**Exercise goal:**
In the entries below, find the lines that contain the word "this" and copy them.

(Data extracted from a collection)

####

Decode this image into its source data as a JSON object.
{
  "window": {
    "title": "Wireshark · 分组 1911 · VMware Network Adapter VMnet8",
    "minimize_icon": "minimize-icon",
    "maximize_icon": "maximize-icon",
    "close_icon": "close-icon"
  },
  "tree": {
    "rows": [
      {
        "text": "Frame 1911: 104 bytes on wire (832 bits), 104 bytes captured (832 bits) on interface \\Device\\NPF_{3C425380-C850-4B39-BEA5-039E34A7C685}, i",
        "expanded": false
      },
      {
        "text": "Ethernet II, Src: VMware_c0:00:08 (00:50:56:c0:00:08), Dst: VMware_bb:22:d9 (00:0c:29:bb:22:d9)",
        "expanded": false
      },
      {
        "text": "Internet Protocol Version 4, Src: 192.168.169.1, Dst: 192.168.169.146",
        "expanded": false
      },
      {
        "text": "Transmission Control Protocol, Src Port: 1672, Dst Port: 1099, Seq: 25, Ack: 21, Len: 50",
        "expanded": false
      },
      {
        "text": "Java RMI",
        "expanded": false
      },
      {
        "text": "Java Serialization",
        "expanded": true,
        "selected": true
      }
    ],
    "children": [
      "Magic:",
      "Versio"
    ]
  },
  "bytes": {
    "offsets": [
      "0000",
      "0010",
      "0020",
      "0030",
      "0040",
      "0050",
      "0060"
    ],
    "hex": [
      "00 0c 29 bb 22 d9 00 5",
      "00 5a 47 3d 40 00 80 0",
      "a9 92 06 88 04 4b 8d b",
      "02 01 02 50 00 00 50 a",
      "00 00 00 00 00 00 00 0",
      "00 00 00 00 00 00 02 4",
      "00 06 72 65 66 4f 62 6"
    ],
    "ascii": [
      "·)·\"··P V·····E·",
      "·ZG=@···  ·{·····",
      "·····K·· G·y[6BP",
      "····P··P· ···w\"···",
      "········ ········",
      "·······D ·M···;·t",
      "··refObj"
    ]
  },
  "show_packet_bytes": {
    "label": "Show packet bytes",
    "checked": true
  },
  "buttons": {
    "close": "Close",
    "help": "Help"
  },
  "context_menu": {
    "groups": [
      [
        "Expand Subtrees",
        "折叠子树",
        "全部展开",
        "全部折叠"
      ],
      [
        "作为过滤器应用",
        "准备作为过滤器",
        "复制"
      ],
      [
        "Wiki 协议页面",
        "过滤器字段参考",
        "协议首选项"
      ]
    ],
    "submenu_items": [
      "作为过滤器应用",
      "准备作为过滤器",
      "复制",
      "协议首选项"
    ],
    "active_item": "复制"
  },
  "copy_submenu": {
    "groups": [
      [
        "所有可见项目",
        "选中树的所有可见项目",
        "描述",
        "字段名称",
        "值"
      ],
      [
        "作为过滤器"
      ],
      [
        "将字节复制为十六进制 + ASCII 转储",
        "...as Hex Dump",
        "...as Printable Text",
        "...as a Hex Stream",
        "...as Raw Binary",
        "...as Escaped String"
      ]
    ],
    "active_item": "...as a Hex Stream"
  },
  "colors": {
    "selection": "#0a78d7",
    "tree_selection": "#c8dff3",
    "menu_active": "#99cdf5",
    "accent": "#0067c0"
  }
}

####

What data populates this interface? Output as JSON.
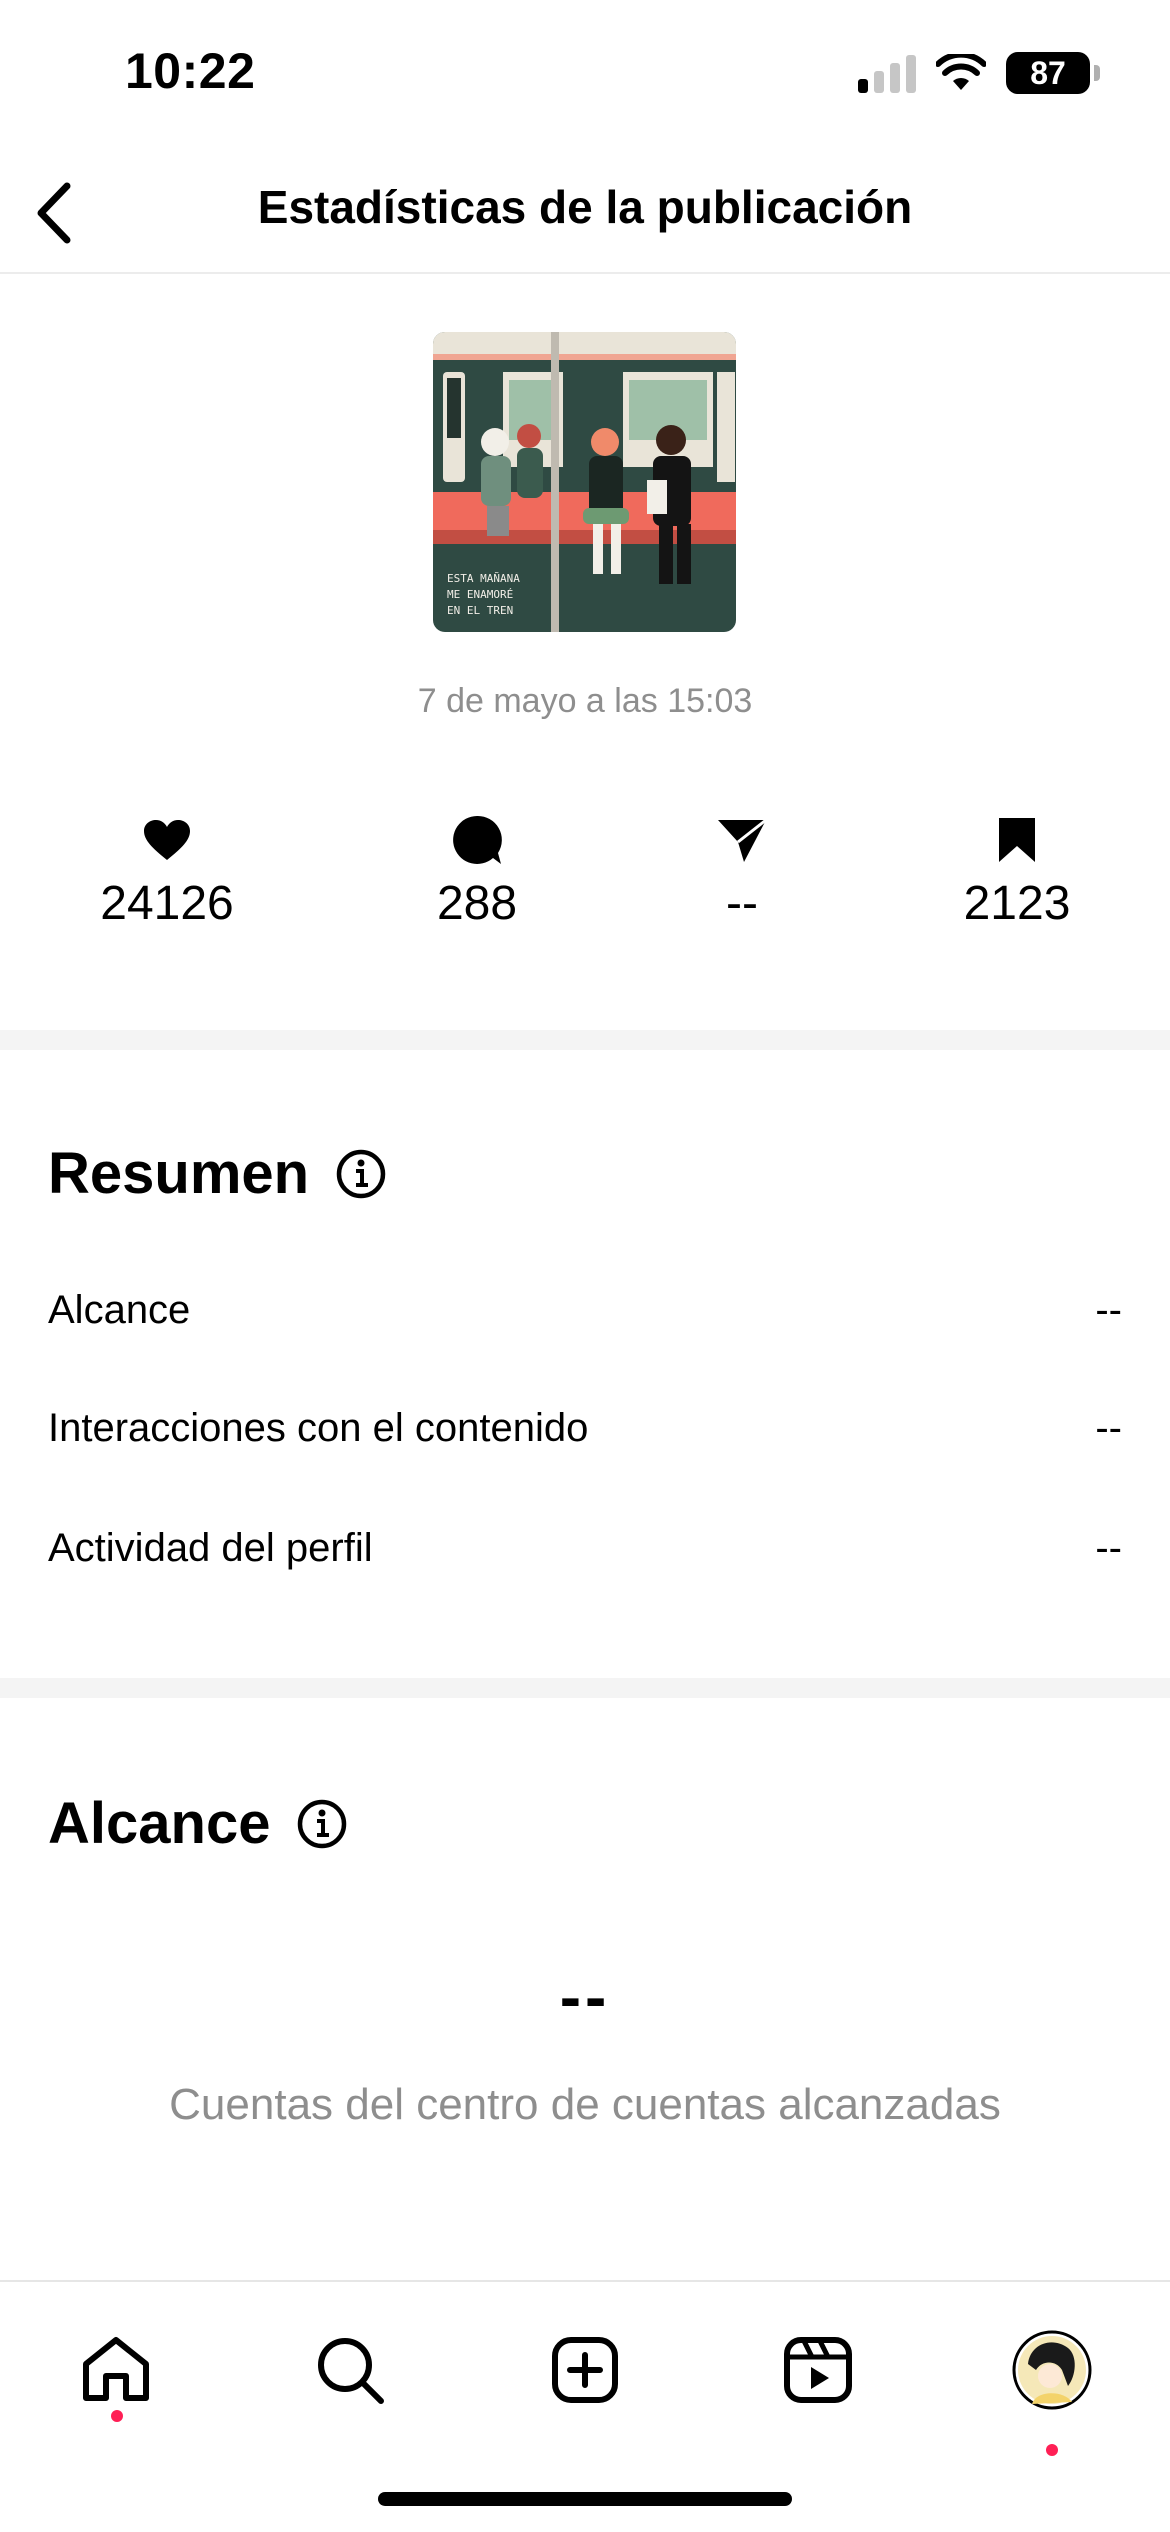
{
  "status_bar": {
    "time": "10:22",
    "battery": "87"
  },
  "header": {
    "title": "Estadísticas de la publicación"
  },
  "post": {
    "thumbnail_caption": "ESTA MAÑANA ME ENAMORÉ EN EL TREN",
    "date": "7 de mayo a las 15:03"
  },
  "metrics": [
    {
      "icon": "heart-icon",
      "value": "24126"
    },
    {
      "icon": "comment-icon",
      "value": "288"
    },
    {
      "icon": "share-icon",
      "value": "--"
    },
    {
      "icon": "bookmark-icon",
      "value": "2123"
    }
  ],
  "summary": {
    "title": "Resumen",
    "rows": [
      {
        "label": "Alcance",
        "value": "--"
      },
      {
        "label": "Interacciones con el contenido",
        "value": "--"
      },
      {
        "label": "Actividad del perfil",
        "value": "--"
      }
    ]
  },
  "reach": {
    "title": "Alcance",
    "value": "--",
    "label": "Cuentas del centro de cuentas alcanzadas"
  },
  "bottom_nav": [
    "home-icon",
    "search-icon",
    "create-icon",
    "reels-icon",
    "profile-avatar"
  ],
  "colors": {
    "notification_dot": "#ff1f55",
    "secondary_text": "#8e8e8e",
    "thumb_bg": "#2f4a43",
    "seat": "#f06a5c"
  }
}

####

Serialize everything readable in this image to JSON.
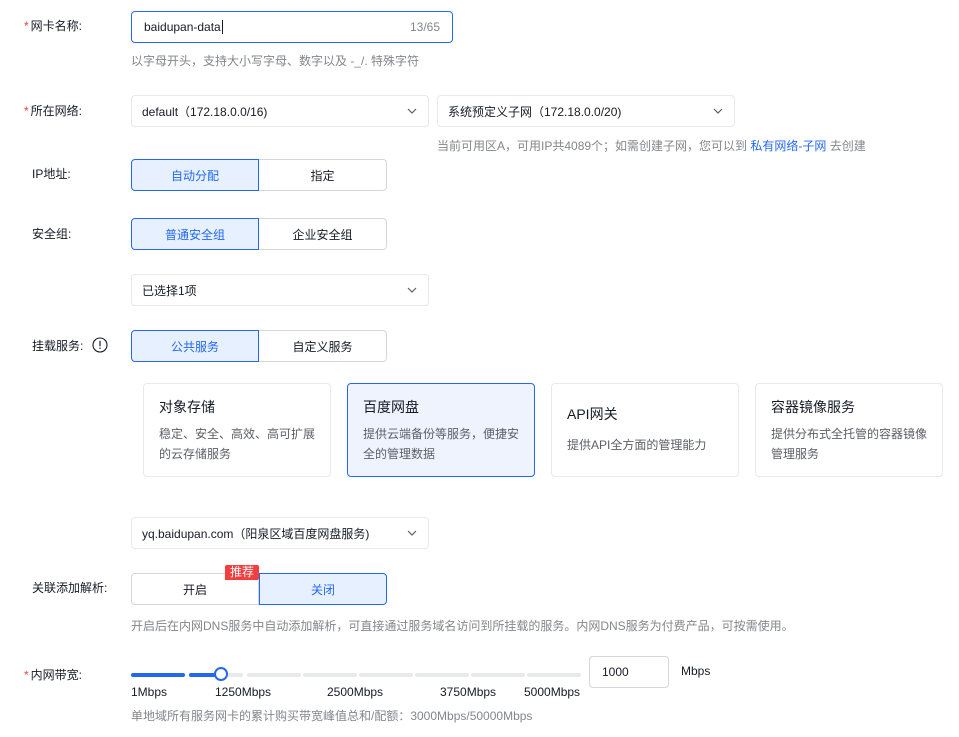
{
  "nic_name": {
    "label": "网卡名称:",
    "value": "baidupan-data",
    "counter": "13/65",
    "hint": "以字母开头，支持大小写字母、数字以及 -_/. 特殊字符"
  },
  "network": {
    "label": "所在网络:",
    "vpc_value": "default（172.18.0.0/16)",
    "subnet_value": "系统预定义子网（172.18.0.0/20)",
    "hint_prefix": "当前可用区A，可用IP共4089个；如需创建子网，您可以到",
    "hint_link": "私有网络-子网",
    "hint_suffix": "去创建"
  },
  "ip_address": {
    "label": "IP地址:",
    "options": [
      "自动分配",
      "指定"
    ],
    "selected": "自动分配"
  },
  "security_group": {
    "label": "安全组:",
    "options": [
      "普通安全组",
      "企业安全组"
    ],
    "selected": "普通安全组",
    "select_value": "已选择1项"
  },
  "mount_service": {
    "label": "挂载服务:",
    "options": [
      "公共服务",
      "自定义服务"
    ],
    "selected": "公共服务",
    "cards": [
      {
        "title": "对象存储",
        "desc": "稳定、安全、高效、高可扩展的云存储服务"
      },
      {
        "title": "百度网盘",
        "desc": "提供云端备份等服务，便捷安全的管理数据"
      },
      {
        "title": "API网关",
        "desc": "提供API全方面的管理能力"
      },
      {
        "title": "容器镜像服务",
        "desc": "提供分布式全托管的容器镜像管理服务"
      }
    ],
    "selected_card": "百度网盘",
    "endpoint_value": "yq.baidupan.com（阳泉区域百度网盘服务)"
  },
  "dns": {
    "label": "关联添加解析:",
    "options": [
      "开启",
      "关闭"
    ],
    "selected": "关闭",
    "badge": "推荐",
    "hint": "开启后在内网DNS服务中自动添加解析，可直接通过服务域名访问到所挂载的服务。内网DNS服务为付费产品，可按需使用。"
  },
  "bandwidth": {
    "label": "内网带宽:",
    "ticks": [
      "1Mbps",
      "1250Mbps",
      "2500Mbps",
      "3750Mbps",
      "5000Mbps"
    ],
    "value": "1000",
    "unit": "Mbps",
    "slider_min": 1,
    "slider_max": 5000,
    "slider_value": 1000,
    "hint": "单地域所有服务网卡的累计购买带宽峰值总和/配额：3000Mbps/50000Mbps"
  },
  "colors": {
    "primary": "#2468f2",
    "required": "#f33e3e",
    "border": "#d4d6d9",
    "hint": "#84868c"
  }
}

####

**Worked solution:**
Decode this image into its source data as a JSON object.
What data populates this interface? Output as JSON.
Serialize everything readable in this image to JSON.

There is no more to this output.